WHAT YOU NEED TO DO – Gather all lines from the material that contain "style".

SUPPLIED RECORDS –
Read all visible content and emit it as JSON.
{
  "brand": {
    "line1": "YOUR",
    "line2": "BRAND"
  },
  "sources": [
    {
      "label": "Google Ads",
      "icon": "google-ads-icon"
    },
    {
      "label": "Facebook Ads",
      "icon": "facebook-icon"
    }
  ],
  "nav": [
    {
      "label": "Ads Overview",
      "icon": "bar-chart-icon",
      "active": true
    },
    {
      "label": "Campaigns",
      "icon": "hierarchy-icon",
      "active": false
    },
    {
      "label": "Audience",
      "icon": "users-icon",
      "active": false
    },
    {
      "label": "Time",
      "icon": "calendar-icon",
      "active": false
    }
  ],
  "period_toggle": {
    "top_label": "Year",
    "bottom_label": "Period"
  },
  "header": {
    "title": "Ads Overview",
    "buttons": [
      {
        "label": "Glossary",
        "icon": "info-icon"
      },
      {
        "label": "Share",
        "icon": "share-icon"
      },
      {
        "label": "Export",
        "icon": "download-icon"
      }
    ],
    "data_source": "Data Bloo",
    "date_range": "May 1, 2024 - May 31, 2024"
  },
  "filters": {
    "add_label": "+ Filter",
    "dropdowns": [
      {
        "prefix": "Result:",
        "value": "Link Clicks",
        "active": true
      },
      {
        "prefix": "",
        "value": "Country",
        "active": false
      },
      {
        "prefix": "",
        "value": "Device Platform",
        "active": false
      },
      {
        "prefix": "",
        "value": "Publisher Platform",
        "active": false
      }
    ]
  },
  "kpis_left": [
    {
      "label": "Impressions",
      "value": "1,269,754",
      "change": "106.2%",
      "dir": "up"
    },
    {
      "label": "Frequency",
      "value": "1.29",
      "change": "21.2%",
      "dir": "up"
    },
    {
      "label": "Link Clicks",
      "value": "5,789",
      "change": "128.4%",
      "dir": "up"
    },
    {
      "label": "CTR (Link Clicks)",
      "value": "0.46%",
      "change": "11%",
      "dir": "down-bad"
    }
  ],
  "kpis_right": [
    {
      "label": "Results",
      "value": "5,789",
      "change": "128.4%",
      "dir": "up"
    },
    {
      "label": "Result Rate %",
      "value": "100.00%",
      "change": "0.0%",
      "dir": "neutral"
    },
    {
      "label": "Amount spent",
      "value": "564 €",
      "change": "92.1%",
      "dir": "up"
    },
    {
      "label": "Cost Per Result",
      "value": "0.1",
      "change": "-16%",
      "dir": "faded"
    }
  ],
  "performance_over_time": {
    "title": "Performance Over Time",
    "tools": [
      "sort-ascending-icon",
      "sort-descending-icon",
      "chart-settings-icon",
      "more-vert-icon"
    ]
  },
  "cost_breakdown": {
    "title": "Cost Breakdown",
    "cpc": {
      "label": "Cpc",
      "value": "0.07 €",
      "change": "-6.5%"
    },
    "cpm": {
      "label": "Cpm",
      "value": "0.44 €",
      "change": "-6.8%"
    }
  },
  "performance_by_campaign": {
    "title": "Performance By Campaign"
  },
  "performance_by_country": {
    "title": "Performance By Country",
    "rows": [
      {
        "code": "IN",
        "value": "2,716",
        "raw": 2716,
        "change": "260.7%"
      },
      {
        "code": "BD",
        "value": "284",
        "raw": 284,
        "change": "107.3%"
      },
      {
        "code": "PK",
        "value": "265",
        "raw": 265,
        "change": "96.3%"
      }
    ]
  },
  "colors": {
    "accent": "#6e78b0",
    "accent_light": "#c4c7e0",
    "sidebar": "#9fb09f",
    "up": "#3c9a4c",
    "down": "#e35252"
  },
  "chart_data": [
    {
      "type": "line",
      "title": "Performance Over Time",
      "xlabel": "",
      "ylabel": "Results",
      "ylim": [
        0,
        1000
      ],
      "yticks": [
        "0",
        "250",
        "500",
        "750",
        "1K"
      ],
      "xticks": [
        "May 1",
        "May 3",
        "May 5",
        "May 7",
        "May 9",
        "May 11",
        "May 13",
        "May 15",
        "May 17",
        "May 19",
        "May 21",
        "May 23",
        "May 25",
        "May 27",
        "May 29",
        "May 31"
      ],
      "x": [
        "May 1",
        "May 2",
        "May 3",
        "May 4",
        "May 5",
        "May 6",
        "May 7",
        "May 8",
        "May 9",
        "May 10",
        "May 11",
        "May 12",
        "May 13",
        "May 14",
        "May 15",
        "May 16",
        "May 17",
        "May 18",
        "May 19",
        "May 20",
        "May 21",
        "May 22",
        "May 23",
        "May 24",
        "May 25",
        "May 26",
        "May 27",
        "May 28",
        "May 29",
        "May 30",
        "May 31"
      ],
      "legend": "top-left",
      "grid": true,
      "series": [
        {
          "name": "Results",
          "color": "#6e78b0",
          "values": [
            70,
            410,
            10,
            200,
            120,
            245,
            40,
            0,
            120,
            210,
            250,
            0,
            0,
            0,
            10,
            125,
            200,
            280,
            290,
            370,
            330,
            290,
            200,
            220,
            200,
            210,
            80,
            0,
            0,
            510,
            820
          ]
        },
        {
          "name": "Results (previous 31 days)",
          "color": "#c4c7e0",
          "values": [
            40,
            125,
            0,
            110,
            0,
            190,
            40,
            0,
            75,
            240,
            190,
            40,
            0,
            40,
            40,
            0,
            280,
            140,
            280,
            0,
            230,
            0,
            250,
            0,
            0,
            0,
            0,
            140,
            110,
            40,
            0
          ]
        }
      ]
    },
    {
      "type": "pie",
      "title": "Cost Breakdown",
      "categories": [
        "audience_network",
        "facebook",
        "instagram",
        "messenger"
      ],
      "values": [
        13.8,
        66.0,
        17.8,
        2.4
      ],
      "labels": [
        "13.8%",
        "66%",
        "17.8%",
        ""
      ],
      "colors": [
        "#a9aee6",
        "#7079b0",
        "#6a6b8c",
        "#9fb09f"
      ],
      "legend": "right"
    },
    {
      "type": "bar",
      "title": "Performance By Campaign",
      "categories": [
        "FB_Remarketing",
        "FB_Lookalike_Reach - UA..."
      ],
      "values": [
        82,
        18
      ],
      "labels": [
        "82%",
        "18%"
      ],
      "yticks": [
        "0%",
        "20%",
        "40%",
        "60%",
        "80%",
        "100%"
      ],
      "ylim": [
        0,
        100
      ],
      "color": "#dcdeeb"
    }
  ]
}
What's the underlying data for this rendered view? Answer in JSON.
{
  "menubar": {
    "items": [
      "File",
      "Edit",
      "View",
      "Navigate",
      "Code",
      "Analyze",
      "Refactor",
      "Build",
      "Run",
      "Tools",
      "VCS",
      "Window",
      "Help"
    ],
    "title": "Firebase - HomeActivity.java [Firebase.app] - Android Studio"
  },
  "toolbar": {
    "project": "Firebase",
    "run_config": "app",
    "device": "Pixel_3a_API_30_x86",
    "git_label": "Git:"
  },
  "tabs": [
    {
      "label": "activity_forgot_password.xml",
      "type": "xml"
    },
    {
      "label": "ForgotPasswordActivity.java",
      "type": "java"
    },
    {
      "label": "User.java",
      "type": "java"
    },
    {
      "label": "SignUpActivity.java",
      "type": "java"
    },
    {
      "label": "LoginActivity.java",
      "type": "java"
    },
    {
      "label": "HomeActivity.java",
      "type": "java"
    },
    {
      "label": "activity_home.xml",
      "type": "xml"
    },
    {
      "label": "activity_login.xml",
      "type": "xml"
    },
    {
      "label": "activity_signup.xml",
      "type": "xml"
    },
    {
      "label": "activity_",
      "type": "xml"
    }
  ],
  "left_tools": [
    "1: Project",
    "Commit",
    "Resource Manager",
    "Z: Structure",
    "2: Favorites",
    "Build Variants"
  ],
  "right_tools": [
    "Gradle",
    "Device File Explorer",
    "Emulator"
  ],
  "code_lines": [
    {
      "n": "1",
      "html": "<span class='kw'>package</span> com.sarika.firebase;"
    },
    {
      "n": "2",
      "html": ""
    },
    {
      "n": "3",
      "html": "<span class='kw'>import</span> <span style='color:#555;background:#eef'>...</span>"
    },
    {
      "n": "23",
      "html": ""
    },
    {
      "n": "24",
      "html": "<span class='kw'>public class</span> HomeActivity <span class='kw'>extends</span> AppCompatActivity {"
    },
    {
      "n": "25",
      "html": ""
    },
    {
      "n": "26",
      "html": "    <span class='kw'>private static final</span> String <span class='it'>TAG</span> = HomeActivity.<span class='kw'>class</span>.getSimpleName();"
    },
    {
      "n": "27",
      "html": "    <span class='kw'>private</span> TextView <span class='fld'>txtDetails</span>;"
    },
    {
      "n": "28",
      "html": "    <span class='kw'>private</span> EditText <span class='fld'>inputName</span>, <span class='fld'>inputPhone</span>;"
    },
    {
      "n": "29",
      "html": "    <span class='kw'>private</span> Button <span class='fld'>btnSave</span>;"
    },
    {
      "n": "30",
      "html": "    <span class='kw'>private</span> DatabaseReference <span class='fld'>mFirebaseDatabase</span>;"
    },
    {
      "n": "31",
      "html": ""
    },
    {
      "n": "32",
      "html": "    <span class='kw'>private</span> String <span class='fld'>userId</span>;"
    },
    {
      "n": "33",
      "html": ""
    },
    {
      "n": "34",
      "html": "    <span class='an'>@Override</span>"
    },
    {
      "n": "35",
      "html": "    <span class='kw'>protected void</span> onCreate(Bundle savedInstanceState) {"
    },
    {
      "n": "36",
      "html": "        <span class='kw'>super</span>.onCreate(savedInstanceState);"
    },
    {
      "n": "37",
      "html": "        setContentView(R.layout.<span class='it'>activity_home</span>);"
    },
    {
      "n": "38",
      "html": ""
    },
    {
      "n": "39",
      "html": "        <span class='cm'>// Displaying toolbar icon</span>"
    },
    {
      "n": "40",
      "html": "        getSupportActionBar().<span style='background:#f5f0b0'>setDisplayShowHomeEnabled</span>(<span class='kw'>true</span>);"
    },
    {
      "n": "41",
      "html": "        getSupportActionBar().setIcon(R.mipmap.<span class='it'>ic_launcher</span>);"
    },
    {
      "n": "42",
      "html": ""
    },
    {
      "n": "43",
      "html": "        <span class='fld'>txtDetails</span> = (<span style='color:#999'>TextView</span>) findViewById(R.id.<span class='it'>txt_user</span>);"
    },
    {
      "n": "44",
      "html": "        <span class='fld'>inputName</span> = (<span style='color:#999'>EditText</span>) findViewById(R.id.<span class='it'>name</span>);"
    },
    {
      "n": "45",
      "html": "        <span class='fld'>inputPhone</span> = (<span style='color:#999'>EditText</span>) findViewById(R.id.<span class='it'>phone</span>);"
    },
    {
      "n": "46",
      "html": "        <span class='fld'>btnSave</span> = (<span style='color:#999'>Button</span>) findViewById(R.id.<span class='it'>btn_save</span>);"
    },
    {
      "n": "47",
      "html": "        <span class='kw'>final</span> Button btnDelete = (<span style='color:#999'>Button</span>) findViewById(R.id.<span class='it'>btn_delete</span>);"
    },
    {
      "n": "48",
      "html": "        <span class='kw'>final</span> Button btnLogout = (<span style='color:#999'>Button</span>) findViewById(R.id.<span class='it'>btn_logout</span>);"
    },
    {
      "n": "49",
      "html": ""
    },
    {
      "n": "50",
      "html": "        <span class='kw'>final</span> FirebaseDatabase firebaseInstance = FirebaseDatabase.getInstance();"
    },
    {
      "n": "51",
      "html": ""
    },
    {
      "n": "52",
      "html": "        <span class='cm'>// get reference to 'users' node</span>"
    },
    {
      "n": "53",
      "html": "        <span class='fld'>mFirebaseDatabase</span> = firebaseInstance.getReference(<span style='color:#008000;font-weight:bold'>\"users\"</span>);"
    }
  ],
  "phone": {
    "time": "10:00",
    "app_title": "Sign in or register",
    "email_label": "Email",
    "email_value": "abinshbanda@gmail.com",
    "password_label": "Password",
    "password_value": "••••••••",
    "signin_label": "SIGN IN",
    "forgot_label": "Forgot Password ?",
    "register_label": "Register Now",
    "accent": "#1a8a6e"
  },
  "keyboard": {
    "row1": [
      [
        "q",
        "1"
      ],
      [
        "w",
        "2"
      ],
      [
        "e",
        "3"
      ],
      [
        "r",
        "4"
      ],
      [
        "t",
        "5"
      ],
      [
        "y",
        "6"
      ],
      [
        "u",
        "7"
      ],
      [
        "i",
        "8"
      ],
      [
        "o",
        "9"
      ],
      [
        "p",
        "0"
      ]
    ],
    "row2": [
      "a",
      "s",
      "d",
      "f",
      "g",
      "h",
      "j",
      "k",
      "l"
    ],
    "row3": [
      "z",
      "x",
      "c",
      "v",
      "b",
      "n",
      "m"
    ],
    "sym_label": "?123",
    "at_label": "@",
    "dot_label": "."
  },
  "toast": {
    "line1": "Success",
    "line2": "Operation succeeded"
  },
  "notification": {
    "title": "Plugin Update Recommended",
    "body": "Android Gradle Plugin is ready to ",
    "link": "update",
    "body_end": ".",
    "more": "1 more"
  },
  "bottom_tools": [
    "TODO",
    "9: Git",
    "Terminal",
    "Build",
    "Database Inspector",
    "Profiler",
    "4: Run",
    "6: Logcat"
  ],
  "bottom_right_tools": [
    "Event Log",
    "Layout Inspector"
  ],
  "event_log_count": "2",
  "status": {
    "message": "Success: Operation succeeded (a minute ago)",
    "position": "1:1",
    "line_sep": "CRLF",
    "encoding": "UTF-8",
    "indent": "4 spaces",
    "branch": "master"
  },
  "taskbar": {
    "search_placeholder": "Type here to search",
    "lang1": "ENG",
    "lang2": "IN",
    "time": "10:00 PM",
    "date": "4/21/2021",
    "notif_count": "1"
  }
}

PROBLEM SOLUTION –
      "html": "<span class='kw'>import</span> <span style='color:#555;background:#eef'>...</span>"
      "html": "        getSupportActionBar().<span style='background:#f5f0b0'>setDisplayShowHomeEnabled</span>(<span class='kw'>true</span>);"
      "html": "        <span class='fld'>txtDetails</span> = (<span style='color:#999'>TextView</span>) findViewById(R.id.<span class='it'>txt_user</span>);"
      "html": "        <span class='fld'>inputName</span> = (<span style='color:#999'>EditText</span>) findViewById(R.id.<span class='it'>name</span>);"
      "html": "        <span class='fld'>inputPhone</span> = (<span style='color:#999'>EditText</span>) findViewById(R.id.<span class='it'>phone</span>);"
      "html": "        <span class='fld'>btnSave</span> = (<span style='color:#999'>Button</span>) findViewById(R.id.<span class='it'>btn_save</span>);"
      "html": "        <span class='kw'>final</span> Button btnDelete = (<span style='color:#999'>Button</span>) findViewById(R.id.<span class='it'>btn_delete</span>);"
      "html": "        <span class='kw'>final</span> Button btnLogout = (<span style='color:#999'>Button</span>) findViewById(R.id.<span class='it'>btn_logout</span>);"
      "html": "        <span class='fld'>mFirebaseDatabase</span> = firebaseInstance.getReference(<span style='color:#008000;font-weight:bold'>\"users\"</span>);"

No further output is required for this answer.